I make a new friend at secondary school called Holly who invites me to her house for the weekend. We have fun staying up late and eating sweets in bed (an innocent age). On the first morning I go down to breakfast in my pyjamas - the family are all bundled up in dressing gowns. The next morning I get up to go to the loo and hear Holly's parents talking - I quickly realise they are talking about me and, of course, can not resist listening. Holly's mother says, 'She is a nice little girl, but I'm not sure she is quite the friend I want for Holly.'
Holly's father says, 'I think they get on quite well.'
What is this thing called working class? I feel uncomfortable all day and can't wait to go home to ask my Dad. Dad laughs and confirms that I am working class, but that it is something to do proud of. Mum is cross and asks why on earth didn't I pack a dressing gown as I have a perfectly respectable one upstairs. The reason I didn't take it was because there was no room in my bag.

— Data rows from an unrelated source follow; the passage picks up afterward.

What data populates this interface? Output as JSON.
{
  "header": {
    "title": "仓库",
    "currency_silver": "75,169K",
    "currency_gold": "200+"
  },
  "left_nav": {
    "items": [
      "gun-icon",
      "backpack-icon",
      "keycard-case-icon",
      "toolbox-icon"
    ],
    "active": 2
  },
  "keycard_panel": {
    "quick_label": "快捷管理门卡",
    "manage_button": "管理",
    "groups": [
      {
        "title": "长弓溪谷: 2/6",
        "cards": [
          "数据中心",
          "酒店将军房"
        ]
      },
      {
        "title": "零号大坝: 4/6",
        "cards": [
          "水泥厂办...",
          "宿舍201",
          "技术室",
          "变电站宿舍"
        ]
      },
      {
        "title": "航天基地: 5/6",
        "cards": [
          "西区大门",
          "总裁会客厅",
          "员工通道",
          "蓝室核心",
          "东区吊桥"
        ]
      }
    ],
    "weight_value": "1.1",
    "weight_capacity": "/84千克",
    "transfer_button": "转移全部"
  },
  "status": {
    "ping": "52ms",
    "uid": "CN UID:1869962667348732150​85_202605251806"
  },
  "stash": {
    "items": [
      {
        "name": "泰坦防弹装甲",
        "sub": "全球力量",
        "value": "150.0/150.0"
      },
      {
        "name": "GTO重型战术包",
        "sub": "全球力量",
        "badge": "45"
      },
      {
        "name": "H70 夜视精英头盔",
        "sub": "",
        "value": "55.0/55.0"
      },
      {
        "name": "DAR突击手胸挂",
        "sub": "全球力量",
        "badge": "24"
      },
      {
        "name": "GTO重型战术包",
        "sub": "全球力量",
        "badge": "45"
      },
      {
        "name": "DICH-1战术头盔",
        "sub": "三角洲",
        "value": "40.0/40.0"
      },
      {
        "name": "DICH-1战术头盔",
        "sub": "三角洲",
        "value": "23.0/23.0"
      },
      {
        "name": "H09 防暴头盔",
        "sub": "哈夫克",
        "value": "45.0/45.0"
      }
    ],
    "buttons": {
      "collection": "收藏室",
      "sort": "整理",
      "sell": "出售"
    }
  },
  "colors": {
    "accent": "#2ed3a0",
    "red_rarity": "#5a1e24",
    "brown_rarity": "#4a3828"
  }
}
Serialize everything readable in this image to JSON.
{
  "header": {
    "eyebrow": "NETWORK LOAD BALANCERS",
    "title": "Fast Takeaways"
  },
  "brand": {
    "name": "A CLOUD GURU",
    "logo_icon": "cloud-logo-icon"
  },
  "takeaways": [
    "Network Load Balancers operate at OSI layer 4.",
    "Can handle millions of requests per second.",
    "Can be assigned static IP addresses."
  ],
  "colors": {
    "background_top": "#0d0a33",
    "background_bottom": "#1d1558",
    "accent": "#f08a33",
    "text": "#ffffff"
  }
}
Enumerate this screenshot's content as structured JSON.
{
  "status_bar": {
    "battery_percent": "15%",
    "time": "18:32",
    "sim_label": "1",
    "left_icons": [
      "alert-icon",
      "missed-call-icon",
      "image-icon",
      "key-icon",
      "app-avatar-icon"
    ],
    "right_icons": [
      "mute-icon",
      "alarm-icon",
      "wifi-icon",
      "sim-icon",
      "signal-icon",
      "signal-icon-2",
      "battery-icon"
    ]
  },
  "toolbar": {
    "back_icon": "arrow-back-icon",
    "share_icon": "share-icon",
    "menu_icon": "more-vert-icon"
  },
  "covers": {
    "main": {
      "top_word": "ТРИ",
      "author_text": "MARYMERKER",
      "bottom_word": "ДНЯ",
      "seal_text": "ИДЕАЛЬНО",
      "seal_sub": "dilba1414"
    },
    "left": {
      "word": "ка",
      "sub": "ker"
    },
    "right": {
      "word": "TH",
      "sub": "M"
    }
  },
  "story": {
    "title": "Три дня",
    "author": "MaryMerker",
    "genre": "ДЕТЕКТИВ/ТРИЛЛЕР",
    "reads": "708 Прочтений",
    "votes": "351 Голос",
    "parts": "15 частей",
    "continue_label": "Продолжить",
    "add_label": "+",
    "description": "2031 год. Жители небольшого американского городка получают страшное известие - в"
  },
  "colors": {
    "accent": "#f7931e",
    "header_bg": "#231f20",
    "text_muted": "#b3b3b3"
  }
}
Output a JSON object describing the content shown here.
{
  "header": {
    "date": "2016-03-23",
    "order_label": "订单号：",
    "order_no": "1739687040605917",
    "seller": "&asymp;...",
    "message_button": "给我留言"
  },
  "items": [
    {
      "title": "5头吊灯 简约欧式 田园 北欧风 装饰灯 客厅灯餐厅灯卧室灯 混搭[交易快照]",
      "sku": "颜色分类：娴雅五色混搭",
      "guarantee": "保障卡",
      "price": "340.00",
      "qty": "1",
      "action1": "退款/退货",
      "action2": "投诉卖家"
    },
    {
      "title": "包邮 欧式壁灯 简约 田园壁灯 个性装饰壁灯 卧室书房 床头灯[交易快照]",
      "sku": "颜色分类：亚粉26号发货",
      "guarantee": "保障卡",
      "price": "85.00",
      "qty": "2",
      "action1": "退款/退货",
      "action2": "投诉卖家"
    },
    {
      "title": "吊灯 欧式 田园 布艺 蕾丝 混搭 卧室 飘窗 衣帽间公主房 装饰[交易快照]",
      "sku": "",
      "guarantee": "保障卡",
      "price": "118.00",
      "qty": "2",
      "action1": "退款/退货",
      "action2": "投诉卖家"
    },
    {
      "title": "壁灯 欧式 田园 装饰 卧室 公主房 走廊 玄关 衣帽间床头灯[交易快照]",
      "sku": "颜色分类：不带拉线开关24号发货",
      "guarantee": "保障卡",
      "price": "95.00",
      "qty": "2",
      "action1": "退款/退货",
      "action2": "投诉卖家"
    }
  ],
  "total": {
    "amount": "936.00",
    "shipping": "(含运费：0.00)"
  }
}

I often wonder if this early trauma explains why I have an excess of dressing gowns hanging in my bedroom? My favourite being a genuine Japanese kimono; it has enormous sleeves with deliberately gaping holes under the armpits (not to be worn when starkers as somewhat revealing). It is sky blue and decorated with pictures of water lilies, chrysanthemums and peonies - great for tripping around the house while pretending to be a geisha. I also have a sensible shortish grey jersey dressing gown for wearing over shorts - if I ever take up boxing I could wear it into the ring. The least favourite, which rarely gets an outing, is a white towelling robe - not all flattering as it makes me look like a non-cute polar bear - think this should be discarded forthwith.